- Description of the task -
Output all entries exactly; images excluded.

****************

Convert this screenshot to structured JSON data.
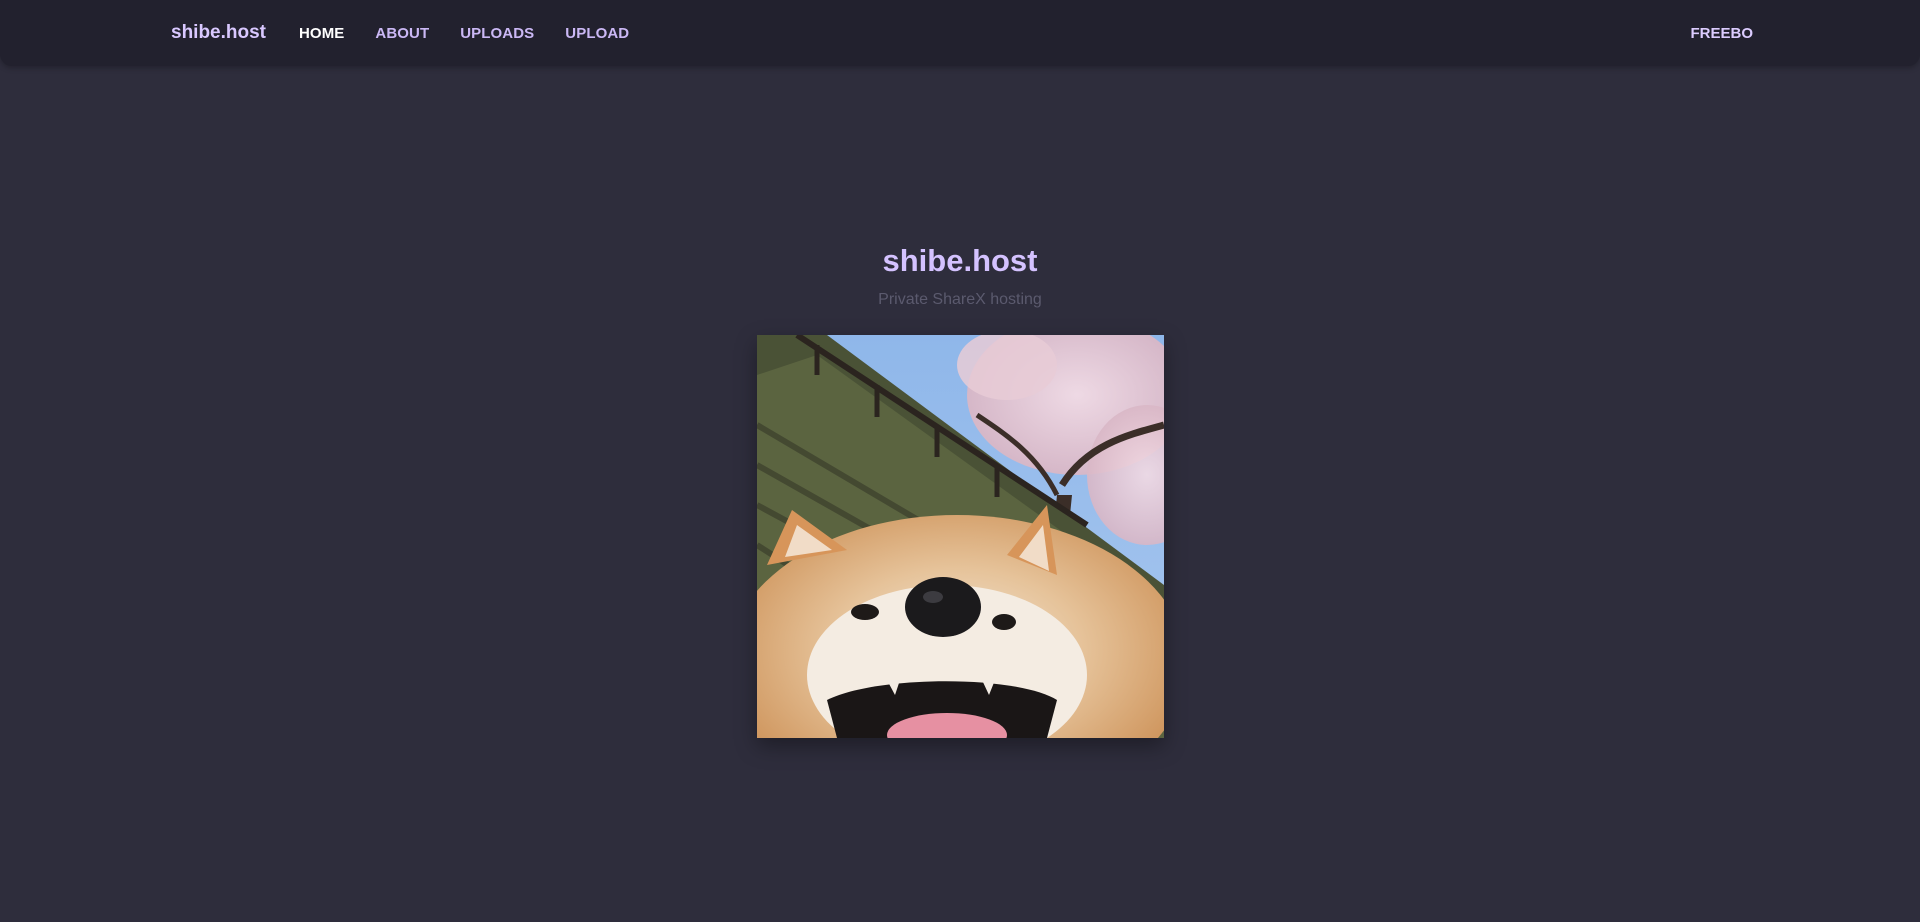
{
  "navbar": {
    "brand": "shibe.host",
    "links": [
      {
        "label": "HOME",
        "active": true
      },
      {
        "label": "ABOUT",
        "active": false
      },
      {
        "label": "UPLOADS",
        "active": false
      },
      {
        "label": "UPLOAD",
        "active": false
      }
    ],
    "user": "FREEBO"
  },
  "hero": {
    "title": "shibe.host",
    "subtitle": "Private ShareX hosting",
    "image_subject": "shiba-inu-photo"
  },
  "colors": {
    "background": "#2e2d3c",
    "navbar": "#22212e",
    "accent": "#d4c2ff",
    "subtitle": "#5b5a6e"
  }
}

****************

- Solved exercise -
Convert this screenshot to structured JSON data.
{
  "navbar": {
    "brand": "shibe.host",
    "links": [
      {
        "label": "HOME",
        "active": true
      },
      {
        "label": "ABOUT",
        "active": false
      },
      {
        "label": "UPLOADS",
        "active": false
      },
      {
        "label": "UPLOAD",
        "active": false
      }
    ],
    "user": "FREEBO"
  },
  "hero": {
    "title": "shibe.host",
    "subtitle": "Private ShareX hosting",
    "image_subject": "shiba-inu-photo"
  },
  "colors": {
    "background": "#2e2d3c",
    "navbar": "#22212e",
    "accent": "#d4c2ff",
    "subtitle": "#5b5a6e"
  }
}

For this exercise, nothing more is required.